This issue is something that has been on my mind as of late. Based on my observations, I think this practice of verbatim note taking has become a standard practice for students (at least at my institution). I think this might be especially true for those that take notes with laptops. Verbatim note taking, regardless of whether you are typing or writing them, is problematic because students are processing that information in a shallower fashion (Luo et al., 2018; Mueller & Oppenheimer, 2014). According to levels of processing effect, information that is processed in a shallower (vs. deeper) fashion will typically show poorer retention (Craik & Tulving, 1975).

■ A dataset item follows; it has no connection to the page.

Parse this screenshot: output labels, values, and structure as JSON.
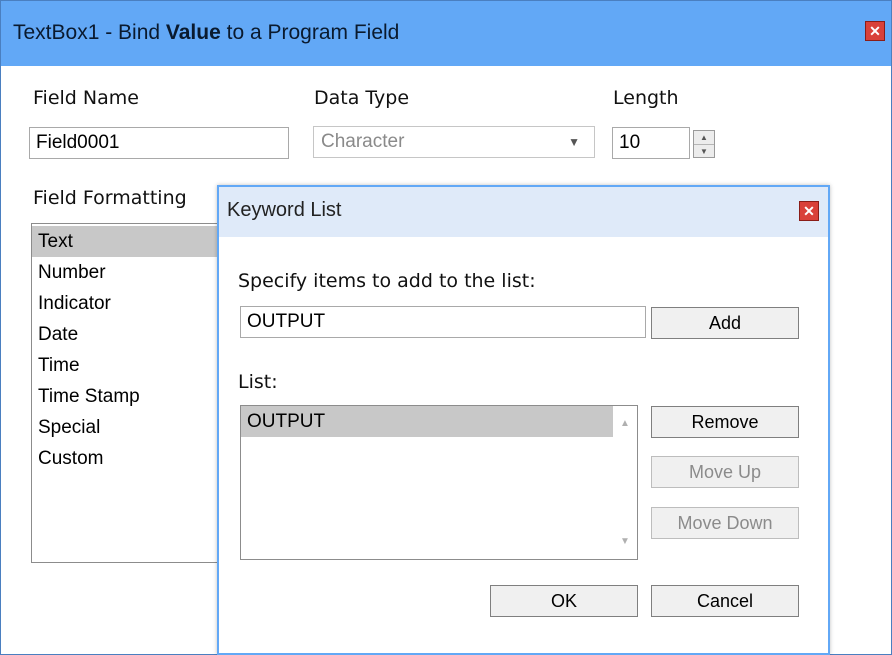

Previous research has shown that longhand (vs. laptop) note taking can lead to better learning and retention of information (Mueller & Oppenheimer, 2014); however, this effect can be seen assuming that students are attempting to put the notes into their own words or organizing it in some way (Luo et al., 2018; Mueller & Oppenheimer, 2014). This act of paraphrasing or reorganizing during class time is forcing the students to process this information more deeply. According to Mueller and Oppenheimer (2014), the benefits of longhand note taking are tied to the levels of processing effect. If students are engaging in verbatim note taking whether they are typing or writing their notes, they will not see these benefits because they are processing that information in a shallower fashion.
Is note taking behavior something that we (as instructors) should worry about? If we know that proper note taking can improve their memory for that information, how can we encourage this behavior? Is it too late to teach this at the college level?
Craik, F. I., & Tulving, E. (1975). Depth of processing and the retention of words in episodic memory. Journal of Experimental Psychology: General, 104(3), 268.
Luo, L., Kiewra, K. A., Flanigan, A. E., & Peteranetz, M. S. (2018). Laptop versus longhand note taking: effects on lecture notes and achievement. Instructional Science, 46(6), 947-971.
Mueller, P. A., & Oppenheimer, D. M. (2014). The pen is mightier than the keyboard: Advantages of longhand over laptop note taking. Psychological science, 25(6), 1159-1168.
written by Jen Blush